---- Given records

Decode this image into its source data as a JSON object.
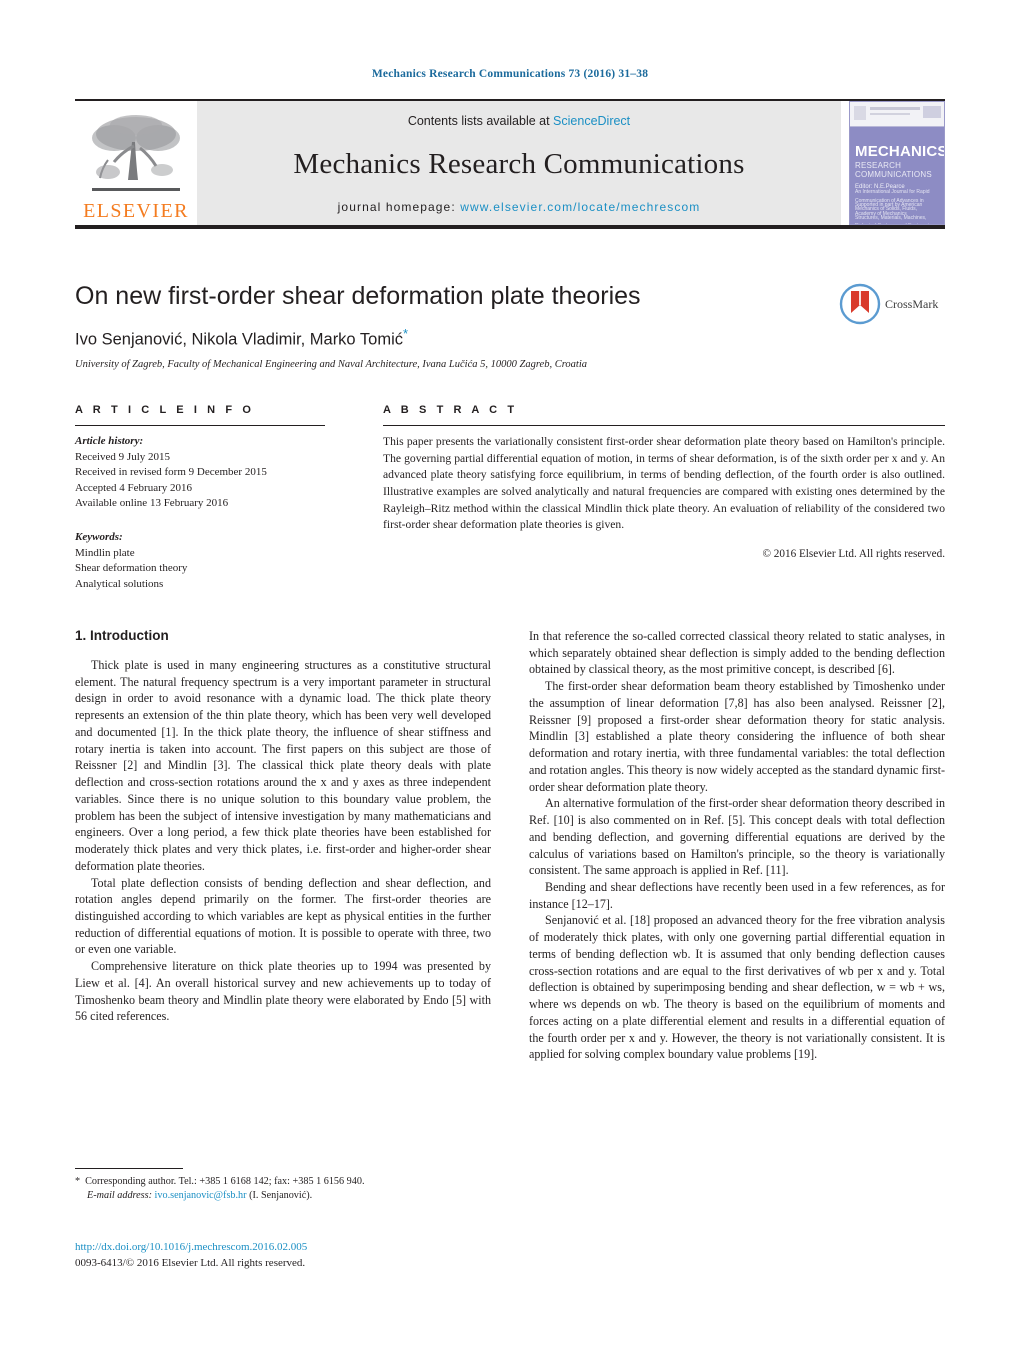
{
  "running_head": "Mechanics Research Communications 73 (2016) 31–38",
  "masthead": {
    "publisher_name": "ELSEVIER",
    "contents_prefix": "Contents lists available at ",
    "contents_link": "ScienceDirect",
    "journal_title": "Mechanics Research Communications",
    "homepage_prefix": "journal homepage: ",
    "homepage_url": "www.elsevier.com/locate/mechrescom",
    "cover": {
      "title": "MECHANICS",
      "subtitle": "RESEARCH COMMUNICATIONS",
      "editor": "Editor: N.E.Pearce",
      "blurb": "An International Journal for Rapid Communication of Advances in Mechanics of Solids, Fluids, Structures, Materials, Machines, Biological Systems and Engineering Processes",
      "footer": "Supported in part by\nAmerican Academy of Mechanics"
    }
  },
  "article": {
    "title": "On new first-order shear deformation plate theories",
    "authors": "Ivo Senjanović, Nikola Vladimir, Marko Tomić",
    "corresponding_marker": "*",
    "affiliation": "University of Zagreb, Faculty of Mechanical Engineering and Naval Architecture, Ivana Lučića 5, 10000 Zagreb, Croatia",
    "crossmark_label": "CrossMark"
  },
  "article_info": {
    "heading": "A R T I C L E   I N F O",
    "history_label": "Article history:",
    "history": [
      "Received 9 July 2015",
      "Received in revised form 9 December 2015",
      "Accepted 4 February 2016",
      "Available online 13 February 2016"
    ],
    "keywords_label": "Keywords:",
    "keywords": [
      "Mindlin plate",
      "Shear deformation theory",
      "Analytical solutions"
    ]
  },
  "abstract": {
    "heading": "A B S T R A C T",
    "text": "This paper presents the variationally consistent first-order shear deformation plate theory based on Hamilton's principle. The governing partial differential equation of motion, in terms of shear deformation, is of the sixth order per x and y. An advanced plate theory satisfying force equilibrium, in terms of bending deflection, of the fourth order is also outlined. Illustrative examples are solved analytically and natural frequencies are compared with existing ones determined by the Rayleigh–Ritz method within the classical Mindlin thick plate theory. An evaluation of reliability of the considered two first-order shear deformation plate theories is given.",
    "copyright": "© 2016 Elsevier Ltd. All rights reserved."
  },
  "body": {
    "section_heading": "1.  Introduction",
    "left_paragraphs": [
      "Thick plate is used in many engineering structures as a constitutive structural element. The natural frequency spectrum is a very important parameter in structural design in order to avoid resonance with a dynamic load. The thick plate theory represents an extension of the thin plate theory, which has been very well developed and documented [1]. In the thick plate theory, the influence of shear stiffness and rotary inertia is taken into account. The first papers on this subject are those of Reissner [2] and Mindlin [3]. The classical thick plate theory deals with plate deflection and cross-section rotations around the x and y axes as three independent variables. Since there is no unique solution to this boundary value problem, the problem has been the subject of intensive investigation by many mathematicians and engineers. Over a long period, a few thick plate theories have been established for moderately thick plates and very thick plates, i.e. first-order and higher-order shear deformation plate theories.",
      "Total plate deflection consists of bending deflection and shear deflection, and rotation angles depend primarily on the former. The first-order theories are distinguished according to which variables are kept as physical entities in the further reduction of differential equations of motion. It is possible to operate with three, two or even one variable.",
      "Comprehensive literature on thick plate theories up to 1994 was presented by Liew et al. [4]. An overall historical survey and new achievements up to today of Timoshenko beam theory and Mindlin plate theory were elaborated by Endo [5] with 56 cited references."
    ],
    "right_paragraphs": [
      "In that reference the so-called corrected classical theory related to static analyses, in which separately obtained shear deflection is simply added to the bending deflection obtained by classical theory, as the most primitive concept, is described [6].",
      "The first-order shear deformation beam theory established by Timoshenko under the assumption of linear deformation [7,8] has also been analysed. Reissner [2], Reissner [9] proposed a first-order shear deformation theory for static analysis. Mindlin [3] established a plate theory considering the influence of both shear deformation and rotary inertia, with three fundamental variables: the total deflection and rotation angles. This theory is now widely accepted as the standard dynamic first-order shear deformation plate theory.",
      "An alternative formulation of the first-order shear deformation theory described in Ref. [10] is also commented on in Ref. [5]. This concept deals with total deflection and bending deflection, and governing differential equations are derived by the calculus of variations based on Hamilton's principle, so the theory is variationally consistent. The same approach is applied in Ref. [11].",
      "Bending and shear deflections have recently been used in a few references, as for instance [12–17].",
      "Senjanović et al. [18] proposed an advanced theory for the free vibration analysis of moderately thick plates, with only one governing partial differential equation in terms of bending deflection wb. It is assumed that only bending deflection causes cross-section rotations and are equal to the first derivatives of wb per x and y. Total deflection is obtained by superimposing bending and shear deflection, w = wb + ws, where ws depends on wb. The theory is based on the equilibrium of moments and forces acting on a plate differential element and results in a differential equation of the fourth order per x and y. However, the theory is not variationally consistent. It is applied for solving complex boundary value problems [19]."
    ]
  },
  "footnote": {
    "marker": "*",
    "corresponding": "Corresponding author. Tel.: +385 1 6168 142; fax: +385 1 6156 940.",
    "email_label": "E-mail address:",
    "email": "ivo.senjanovic@fsb.hr",
    "email_suffix": "(I. Senjanović)."
  },
  "doi": {
    "url": "http://dx.doi.org/10.1016/j.mechrescom.2016.02.005",
    "issn_line": "0093-6413/© 2016 Elsevier Ltd. All rights reserved."
  },
  "colors": {
    "link": "#1b8fc4",
    "runhead": "#1b6a9c",
    "elsevier_orange": "#f47c20",
    "band_gray": "#e8e8e8",
    "cover_purple": "#8d8cc4"
  }
}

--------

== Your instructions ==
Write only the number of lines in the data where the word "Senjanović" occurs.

== Written response ==
3